About this exercise: In the records that follow, find each line containing "Hello" and copy it.

Data under study:
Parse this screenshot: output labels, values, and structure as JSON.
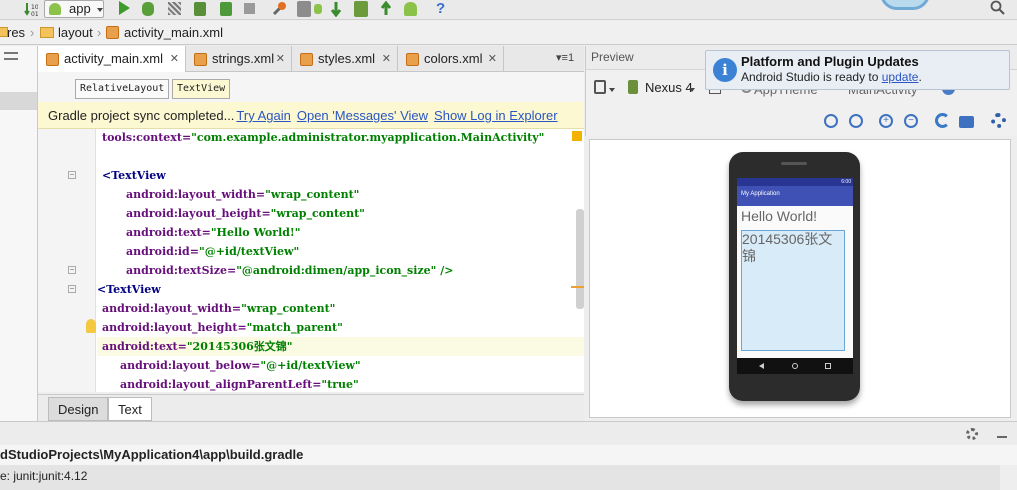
{
  "toolbar": {
    "module_selector": "app",
    "icons": [
      "build-icon",
      "run-icon",
      "debug-icon",
      "attach-icon",
      "coverage-icon",
      "stop-icon",
      "sdk-manager-icon",
      "avd-icon",
      "sync-icon",
      "device-monitor-icon",
      "android-icon",
      "help-icon"
    ]
  },
  "breadcrumb": {
    "items": [
      "res",
      "layout",
      "activity_main.xml"
    ]
  },
  "editor": {
    "tabs": [
      {
        "label": "activity_main.xml",
        "active": true
      },
      {
        "label": "strings.xml",
        "active": false
      },
      {
        "label": "styles.xml",
        "active": false
      },
      {
        "label": "colors.xml",
        "active": false
      }
    ],
    "overflow_label": "≡1",
    "xml_path": [
      "RelativeLayout",
      "TextView"
    ],
    "gradle_bar": {
      "message": "Gradle project sync completed...",
      "links": [
        "Try Again",
        "Open 'Messages' View",
        "Show Log in Explorer"
      ]
    },
    "code_lines": [
      {
        "indent": 1,
        "attr": "tools:context=",
        "value": "\"com.example.administrator.myapplication.MainActivity\""
      },
      {
        "indent": 0,
        "attr": "",
        "value": ""
      },
      {
        "indent": 1,
        "attr": "<TextView",
        "value": ""
      },
      {
        "indent": 2,
        "attr": "android:layout_width=",
        "value": "\"wrap_content\""
      },
      {
        "indent": 2,
        "attr": "android:layout_height=",
        "value": "\"wrap_content\""
      },
      {
        "indent": 2,
        "attr": "android:text=",
        "value": "\"Hello World!\""
      },
      {
        "indent": 2,
        "attr": "android:id=",
        "value": "\"@+id/textView\""
      },
      {
        "indent": 2,
        "attr": "android:textSize=",
        "value": "\"@android:dimen/app_icon_size\" />"
      },
      {
        "indent": 0,
        "attr": "<TextView",
        "value": ""
      },
      {
        "indent": 1,
        "attr": "android:layout_width=",
        "value": "\"wrap_content\""
      },
      {
        "indent": 1,
        "attr": "android:layout_height=",
        "value": "\"match_parent\""
      },
      {
        "indent": 1,
        "attr": "android:text=",
        "value": "\"20145306张文锦\""
      },
      {
        "indent": 3,
        "attr": "android:layout_below=",
        "value": "\"@+id/textView\""
      },
      {
        "indent": 3,
        "attr": "android:layout_alignParentLeft=",
        "value": "\"true\""
      }
    ],
    "mode_tabs": [
      "Design",
      "Text"
    ]
  },
  "preview": {
    "title": "Preview",
    "device": "Nexus 4",
    "theme": "AppTheme",
    "activity": "MainActivity",
    "app_name": "My Application",
    "status_time": "6:00",
    "hello_text": "Hello World!",
    "name_text": "20145306张文锦"
  },
  "notification": {
    "title": "Platform and Plugin Updates",
    "body_prefix": "Android Studio is ready to ",
    "body_link": "update",
    "body_suffix": "."
  },
  "bottom": {
    "path_line": "dStudioProjects\\MyApplication4\\app\\build.gradle",
    "dep_line": "e: junit:junit:4.12"
  }
}
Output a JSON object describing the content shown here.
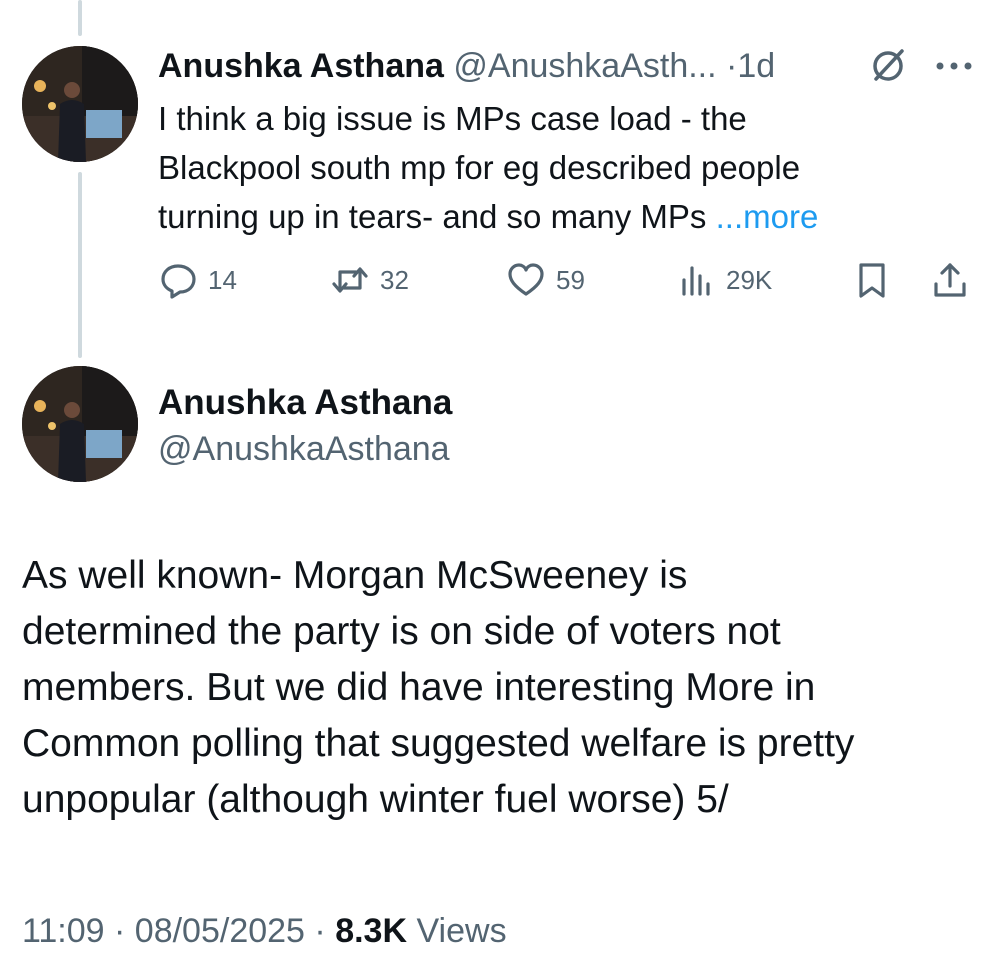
{
  "reply_tweet": {
    "author_name": "Anushka Asthana",
    "handle": "@AnushkaAsth...",
    "separator": "·",
    "time_ago": "1d",
    "text_lines": [
      "I think a big issue is MPs case load - the",
      "Blackpool south mp for eg described people",
      "turning up in tears- and so many MPs "
    ],
    "more_label": "...more",
    "actions": {
      "replies": "14",
      "retweets": "32",
      "likes": "59",
      "views": "29K"
    }
  },
  "main_tweet": {
    "author_name": "Anushka Asthana",
    "handle": "@AnushkaAsthana",
    "text_lines": [
      "As well known- Morgan McSweeney is",
      "determined the party is on side of voters not",
      "members. But we did have interesting More in",
      "Common polling that suggested welfare is pretty",
      "unpopular (although winter fuel worse) 5/"
    ],
    "time": "11:09",
    "date": "08/05/2025",
    "separator": "·",
    "views_count": "8.3K",
    "views_label": "Views"
  },
  "icons": [
    "reply-icon",
    "retweet-icon",
    "like-icon",
    "views-icon",
    "bookmark-icon",
    "share-icon",
    "grok-icon",
    "more-icon"
  ],
  "colors": {
    "text": "#0f1419",
    "secondary": "#536471",
    "link": "#1d9bf0",
    "thread_line": "#cfd9de"
  }
}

Problem solution:
        "value": "\"Hello World!\""
    "hello_text": "Hello World!",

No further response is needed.